Exercise requirements: Pictures aside, copy every record word for word.
•••••
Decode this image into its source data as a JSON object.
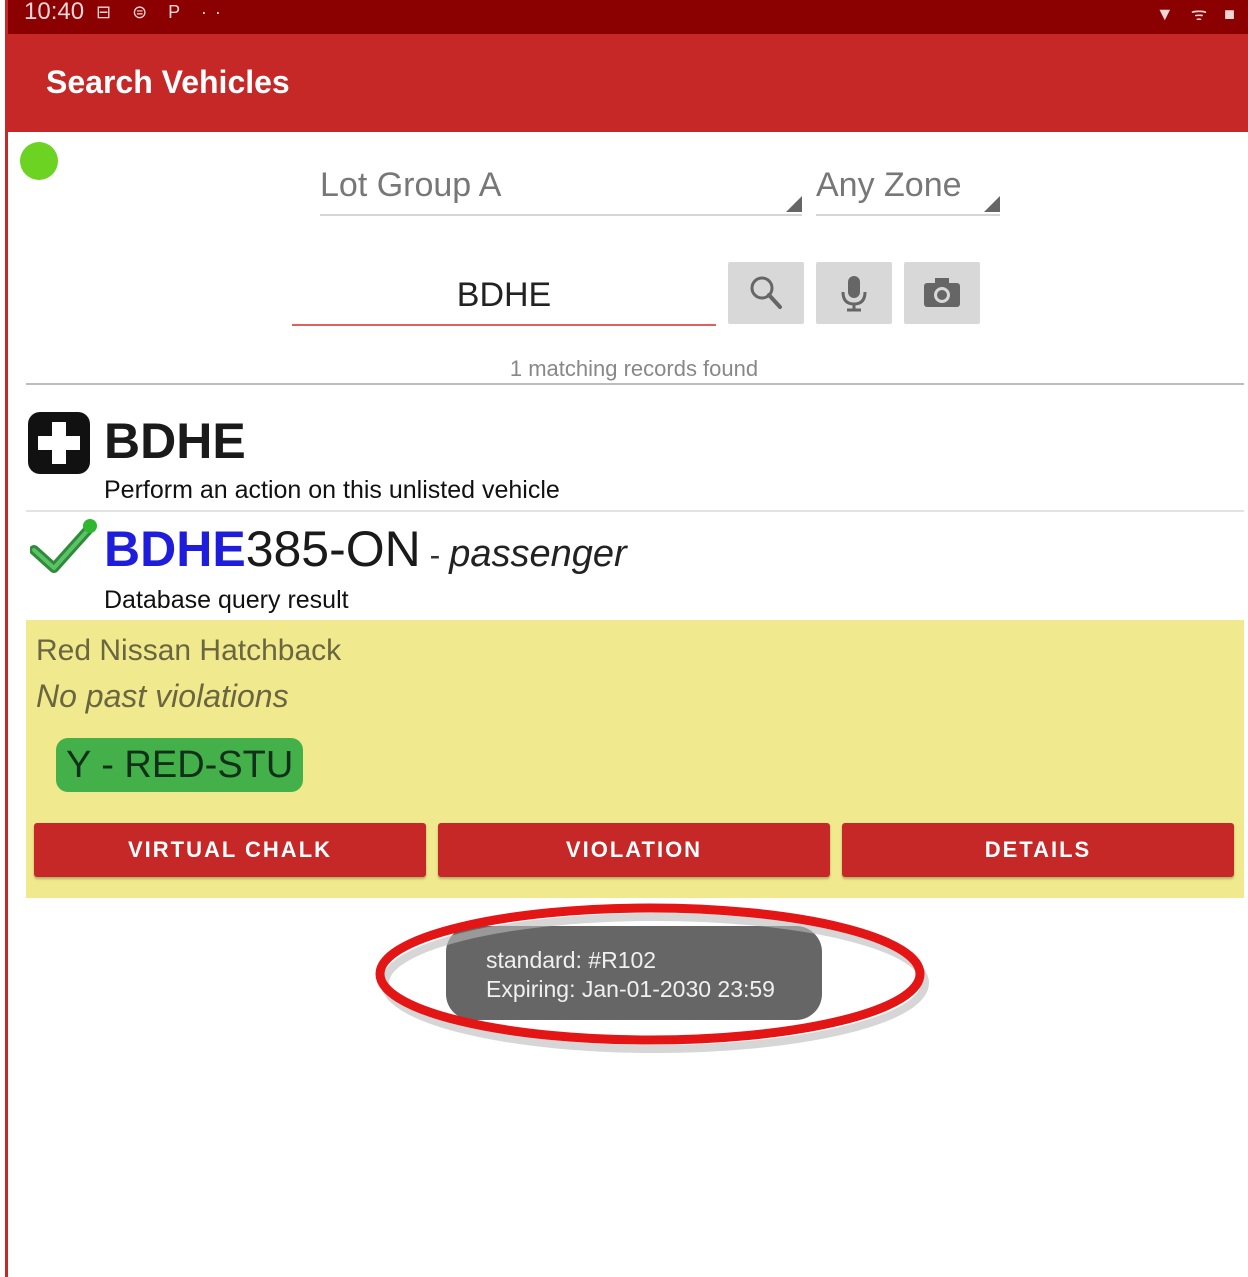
{
  "status_bar": {
    "time": "10:40",
    "notification_icons": "⊟ ⊜ P ··",
    "system_icons": "▼ ᯤ ■"
  },
  "app_bar": {
    "title": "Search Vehicles"
  },
  "filters": {
    "lot_group": "Lot Group A",
    "zone": "Any Zone"
  },
  "search": {
    "query": "BDHE",
    "buttons": {
      "search": "search-icon",
      "voice": "mic-icon",
      "camera": "camera-icon"
    }
  },
  "results": {
    "count_text": "1 matching records found",
    "unlisted": {
      "plate": "BDHE",
      "description": "Perform an action on this unlisted vehicle"
    },
    "match": {
      "plate_matched": "BDHE",
      "plate_rest": "385-ON",
      "separator": " - ",
      "vehicle_type": "passenger",
      "source": "Database query result",
      "vehicle_description": "Red Nissan Hatchback",
      "violations_note": "No past violations",
      "permit_badge": "Y - RED-STU",
      "actions": {
        "virtual_chalk": "VIRTUAL CHALK",
        "violation": "VIOLATION",
        "details": "DETAILS"
      }
    }
  },
  "toast": {
    "line1": "standard: #R102",
    "line2": "Expiring: Jan-01-2030 23:59"
  },
  "colors": {
    "app_bar": "#c62828",
    "status_bar": "#8b0000",
    "panel": "#f0e98e",
    "badge": "#43b049",
    "plate_match": "#1d1ddb",
    "highlight": "#e31515"
  }
}
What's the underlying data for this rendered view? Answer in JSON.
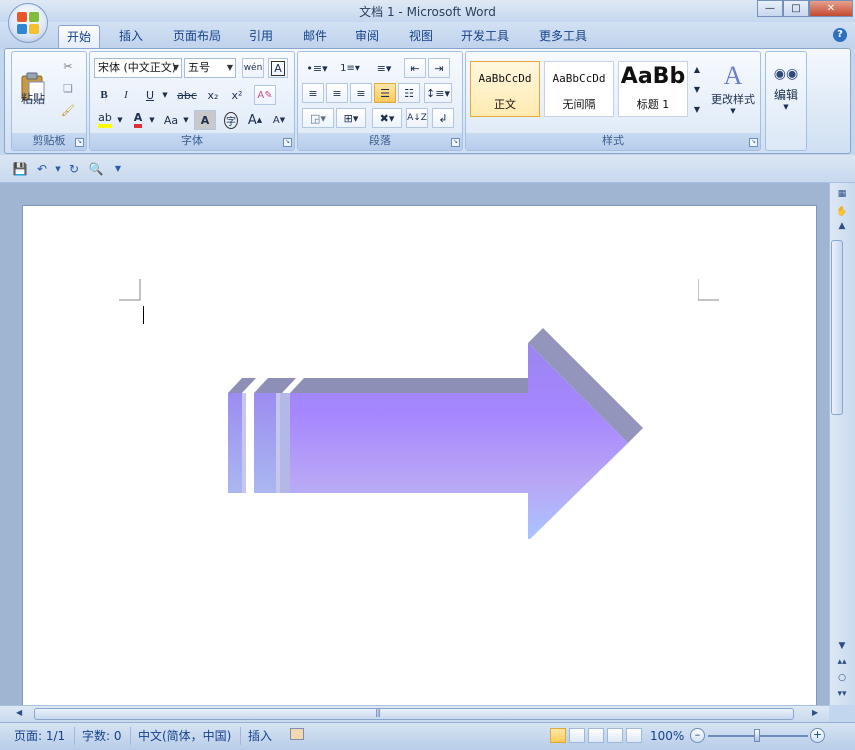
{
  "window": {
    "title": "文档 1 - Microsoft Word"
  },
  "tabs": [
    {
      "label": "开始",
      "active": true
    },
    {
      "label": "插入"
    },
    {
      "label": "页面布局"
    },
    {
      "label": "引用"
    },
    {
      "label": "邮件"
    },
    {
      "label": "审阅"
    },
    {
      "label": "视图"
    },
    {
      "label": "开发工具"
    },
    {
      "label": "更多工具"
    }
  ],
  "ribbon": {
    "clipboard": {
      "label": "剪贴板",
      "paste_label": "粘贴"
    },
    "font": {
      "label": "字体",
      "font_name": "宋体 (中文正文)",
      "font_size": "五号",
      "bold": "B",
      "italic": "I",
      "underline": "U",
      "strike": "abc",
      "subscript": "x₂",
      "superscript": "x²",
      "change_case": "Aa",
      "char_shade": "A",
      "grow": "A",
      "shrink": "A",
      "font_color": "A",
      "enclose": "字"
    },
    "paragraph": {
      "label": "段落"
    },
    "styles": {
      "label": "样式",
      "items": [
        {
          "sample": "AaBbCcDd",
          "name": "正文",
          "selected": true
        },
        {
          "sample": "AaBbCcDd",
          "name": "无间隔"
        },
        {
          "sample": "AaBb",
          "name": "标题 1"
        }
      ],
      "change_styles_label": "更改样式"
    },
    "editing": {
      "label": "编辑"
    }
  },
  "statusbar": {
    "page": "页面: 1/1",
    "words": "字数: 0",
    "language": "中文(简体，中国)",
    "mode": "插入",
    "zoom": "100%"
  },
  "colors": {
    "arrow_top": "#9a86f0",
    "arrow_mid": "#a586ff",
    "arrow_bottom": "#b9a6f5",
    "arrow_light": "#a8c4ff",
    "arrow_side": "#8d8fb6"
  }
}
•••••
The completed task:
Decode this image into its source data as a JSON object.
{
  "status_bar": {
    "time": "10:40",
    "notification_icons": "⊟ ⊜ P ··",
    "system_icons": "▼ ᯤ ■"
  },
  "app_bar": {
    "title": "Search Vehicles"
  },
  "filters": {
    "lot_group": "Lot Group A",
    "zone": "Any Zone"
  },
  "search": {
    "query": "BDHE",
    "buttons": {
      "search": "search-icon",
      "voice": "mic-icon",
      "camera": "camera-icon"
    }
  },
  "results": {
    "count_text": "1 matching records found",
    "unlisted": {
      "plate": "BDHE",
      "description": "Perform an action on this unlisted vehicle"
    },
    "match": {
      "plate_matched": "BDHE",
      "plate_rest": "385-ON",
      "separator": " - ",
      "vehicle_type": "passenger",
      "source": "Database query result",
      "vehicle_description": "Red Nissan Hatchback",
      "violations_note": "No past violations",
      "permit_badge": "Y - RED-STU",
      "actions": {
        "virtual_chalk": "VIRTUAL CHALK",
        "violation": "VIOLATION",
        "details": "DETAILS"
      }
    }
  },
  "toast": {
    "line1": "standard: #R102",
    "line2": "Expiring: Jan-01-2030 23:59"
  },
  "colors": {
    "app_bar": "#c62828",
    "status_bar": "#8b0000",
    "panel": "#f0e98e",
    "badge": "#43b049",
    "plate_match": "#1d1ddb",
    "highlight": "#e31515"
  }
}
What's the underlying data for this rendered view? Answer in JSON.
{
  "window": {
    "title": "文档 1 - Microsoft Word"
  },
  "tabs": [
    {
      "label": "开始",
      "active": true
    },
    {
      "label": "插入"
    },
    {
      "label": "页面布局"
    },
    {
      "label": "引用"
    },
    {
      "label": "邮件"
    },
    {
      "label": "审阅"
    },
    {
      "label": "视图"
    },
    {
      "label": "开发工具"
    },
    {
      "label": "更多工具"
    }
  ],
  "ribbon": {
    "clipboard": {
      "label": "剪贴板",
      "paste_label": "粘贴"
    },
    "font": {
      "label": "字体",
      "font_name": "宋体 (中文正文)",
      "font_size": "五号",
      "bold": "B",
      "italic": "I",
      "underline": "U",
      "strike": "abc",
      "subscript": "x₂",
      "superscript": "x²",
      "change_case": "Aa",
      "char_shade": "A",
      "grow": "A",
      "shrink": "A",
      "font_color": "A",
      "enclose": "字"
    },
    "paragraph": {
      "label": "段落"
    },
    "styles": {
      "label": "样式",
      "items": [
        {
          "sample": "AaBbCcDd",
          "name": "正文",
          "selected": true
        },
        {
          "sample": "AaBbCcDd",
          "name": "无间隔"
        },
        {
          "sample": "AaBb",
          "name": "标题 1"
        }
      ],
      "change_styles_label": "更改样式"
    },
    "editing": {
      "label": "编辑"
    }
  },
  "statusbar": {
    "page": "页面: 1/1",
    "words": "字数: 0",
    "language": "中文(简体，中国)",
    "mode": "插入",
    "zoom": "100%"
  },
  "colors": {
    "arrow_top": "#9a86f0",
    "arrow_mid": "#a586ff",
    "arrow_bottom": "#b9a6f5",
    "arrow_light": "#a8c4ff",
    "arrow_side": "#8d8fb6"
  }
}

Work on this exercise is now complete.